If the Christian Right Extremists wish to return this country to its beginnings, so be it... because it was a climate of Freethought. The Founders were students of the European Enlightenment. Half a century after the establishment of the United States, clergymen complained that no president up to that date had been a Christian. The attitude of the age was one of enlightened reason, tolerance, and free thought. The Founding Fathers would turn in their graves if the Christian Extremists had their way with this country.

Consider this: IF indeed the members of the First Continental Congress were all bible-believing, "God-fearing" men, would there ever have been a revolution at all?

The New Testament gives clear instructions to Christians on how to behave when ruled under a monarchy, as were the Founders.

1 Peter 2:13: "For the Lord's sake accept the authority of every human institution, whether of the emperor as supreme, or of governors, as sent by him to punish those who do wrong and to praise those who do right."

Paul wrote in Romans 13:1: "Let every person be subject to the governing authorities; for there is no authority except from God, and those authorities that exist have been instituted by God. Therefore whoever resist authority resists what God has appointed, and those who resist will incur judgment."

The Founders clearly did not heed what was written in the bible. If they were in fact "good" Christians, there would never have been an American Revolution. Compare the above passages with the Declaration of Independence:

"...when a long train of abuses and usurpations... evinces a design to reduce (the people) under absolute Despotism, it is their right, it is their duty, to throw off such Government, and to provide new Guards for their future security..."

Anyone who can think for themselves can see that the Founders were not Christians.


Talk about picking and choosing! The House bill selects quotes useful for their argument, and implies that every member of the Continental Congress felt exactly the same way. No one has ever argued that there were Christians among the founders of this country. But implying that each and every one of them had the same beliefs and set about to purposefully create a Christian nation is preposterous to say the least.

Lots of things that have passed through Congress do so much more because of tradition, not out of uniform belief in those things. For example, continuing on with the words "In God We Trust" on the coinage does not imply that every member of Congress is also Christian. The majority may rule, but they do not represent everyone in the nation. We have dissent, we have opposing views, and we are allowed to express those opposing views through the power of voting, speaking out in public, wearing symbols, and writing blogs such as this one.

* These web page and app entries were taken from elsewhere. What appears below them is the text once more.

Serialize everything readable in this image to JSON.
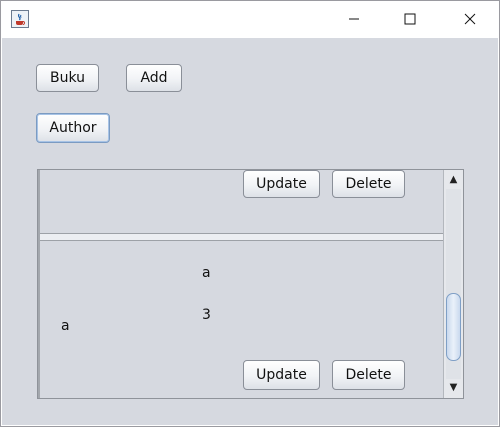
{
  "window": {
    "title": "",
    "controls": {
      "minimize": "—",
      "maximize": "☐",
      "close": "✕"
    }
  },
  "toolbar": {
    "buku_label": "Buku",
    "add_label": "Add",
    "author_label": "Author"
  },
  "list": {
    "row1": {
      "update_label": "Update",
      "delete_label": "Delete"
    },
    "row2": {
      "value_a_right": "a",
      "value_3": "3",
      "value_a_left": "a",
      "update_label": "Update",
      "delete_label": "Delete"
    }
  },
  "scrollbar": {
    "up": "▲",
    "down": "▼"
  }
}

I'm opposed to labeling this country as a Christian Nation simply for the fact that it implies uniformity of belief of the citizens. That is catagorically untrue. I have to wonder what our Jewish members of Congress have to say about this. I would fear a majority rule, and a silence of the minority. That is what our Constitution is about, allowing everyone equal protection, equal voice, and equal freedom. The implication that we cannot have morals or ethics without being Christian is something I am going to speak loudly against whenever I have the opportunity to do so.

Why is there such a rush, such an emphasis on getting the U.S. declared as a Christian Nation? What does it do but serve to alienate us from the rest of the world, especially Muslims and Jews? I fail to see for the life of me what possible good it would do to declare an allegiance to any one faith, and to insist on conformity of values and beliefs. Some of the founding fathers may have been Christian, but we need not jump to any conclusions about their intent when it comes to the Constitution. Clearly, in a democracy, the rights of the minority must be protected, or the majority rule becomes the oppressors, the tyrants that the pilgrims and immigrants to this country were trying to get away from in the first place.